Nigerian Archbishop Urges Reconciliation

Our government has the duty to mobilize the whole nation, said Archbishop Anthony Okogie of Lagos on Easter Sunday at Holy Cross Cathedral. There is no time for further polarization of the country. There is urgent need to reconcile spirits, to heal divisions and encourage the participation of all. Dialogue is necessary, and a faithful one can only take place in an atmosphere of freedom, mutual trust, respect for different opinions and views. He said the current situation, in which Nigerians live with suspicion and fear, tends to render ineffective any move and program aimed at installing a lasting and true democracy.
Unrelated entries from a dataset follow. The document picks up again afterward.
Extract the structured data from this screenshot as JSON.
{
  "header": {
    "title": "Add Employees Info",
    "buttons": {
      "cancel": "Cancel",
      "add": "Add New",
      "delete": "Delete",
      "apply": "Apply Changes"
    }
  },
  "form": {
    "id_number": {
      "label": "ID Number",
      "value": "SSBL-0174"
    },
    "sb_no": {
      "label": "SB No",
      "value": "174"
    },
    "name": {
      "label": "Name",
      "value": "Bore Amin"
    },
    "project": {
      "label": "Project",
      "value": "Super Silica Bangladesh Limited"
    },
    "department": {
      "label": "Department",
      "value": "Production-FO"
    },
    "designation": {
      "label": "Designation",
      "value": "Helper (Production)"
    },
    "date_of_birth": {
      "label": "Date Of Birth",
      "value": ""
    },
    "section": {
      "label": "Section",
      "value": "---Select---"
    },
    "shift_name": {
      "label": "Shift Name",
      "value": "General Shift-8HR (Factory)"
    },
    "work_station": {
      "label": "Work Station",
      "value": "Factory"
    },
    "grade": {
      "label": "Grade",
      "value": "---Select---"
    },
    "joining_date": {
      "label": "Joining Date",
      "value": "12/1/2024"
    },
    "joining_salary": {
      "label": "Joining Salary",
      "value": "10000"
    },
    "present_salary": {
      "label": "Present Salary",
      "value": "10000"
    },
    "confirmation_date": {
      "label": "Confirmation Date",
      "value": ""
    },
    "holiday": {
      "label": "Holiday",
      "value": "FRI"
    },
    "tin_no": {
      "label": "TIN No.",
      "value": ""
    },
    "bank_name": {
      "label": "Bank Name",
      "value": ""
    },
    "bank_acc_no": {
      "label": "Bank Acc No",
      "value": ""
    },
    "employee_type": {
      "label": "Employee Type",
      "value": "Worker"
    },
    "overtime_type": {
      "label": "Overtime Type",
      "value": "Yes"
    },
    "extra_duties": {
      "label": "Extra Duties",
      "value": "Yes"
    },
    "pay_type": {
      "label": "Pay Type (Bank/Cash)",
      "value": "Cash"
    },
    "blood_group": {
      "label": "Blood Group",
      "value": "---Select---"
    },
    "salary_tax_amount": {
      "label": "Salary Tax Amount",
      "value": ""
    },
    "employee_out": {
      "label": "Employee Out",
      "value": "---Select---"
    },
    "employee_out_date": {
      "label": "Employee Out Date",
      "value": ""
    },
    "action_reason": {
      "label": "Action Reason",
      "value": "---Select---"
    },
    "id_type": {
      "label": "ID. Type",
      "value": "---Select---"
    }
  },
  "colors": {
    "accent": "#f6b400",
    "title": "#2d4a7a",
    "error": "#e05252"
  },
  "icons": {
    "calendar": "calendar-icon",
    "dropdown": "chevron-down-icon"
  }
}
Ethnic violence in recent months, prompted by attempts to institute Islamic law in some parts of the country, claimed several lives and left property destroyed.

In Kosovo, Catholics, Muslims, Orthodox Form Joint Council

Catholic, Orthodox and Muslim leaders formed a joint council to promote democracy and human rights in Kosovo. They said they would also help rebuild each other’s places of worship and take concrete steps to ensure a better future for local inhabitants. We support the building of strong local democratic institutions that will continue to ensure security, peace and well-being for alland we look to the international community to provide necessary support, they said in a declaration on April 13, signed by Auxiliary Bishop Marko Sopi of Skopje-Prizren, as well as Muslim Mufti Rexhep Boja and the province’s Serbian Orthodox Bishop Artemije Radosaljevi of Raska and Prizren. The leaders said they had decided to establish the Interreligious Council of Kosovo after hearing the experiences of a Bosnian interfaith delegation, headed by Cardinal Vinko Puljic of Sarajevo, Bosnia and Herzegovina, which visited Pristina, Prizren and other towns on April 11-13.

Armenians in Jerusalem Commemorate Massacre

Demanding recognition and an apology for the crime committed against their people, Jerusalem’s Catholic and Orthodox Armenians commemorated the 85th anniversary of the Turkish massacre of Armenians. This year, for the first time, an Israeli government official attended the ceremony, held on April 24. Education Minister Yossi Sarid told the several hundred Armenians at the Armenian Orthodox St. James Church in the Old City he was committed to having the story of the Armenian genocide become part of the Israeli educational curriculum.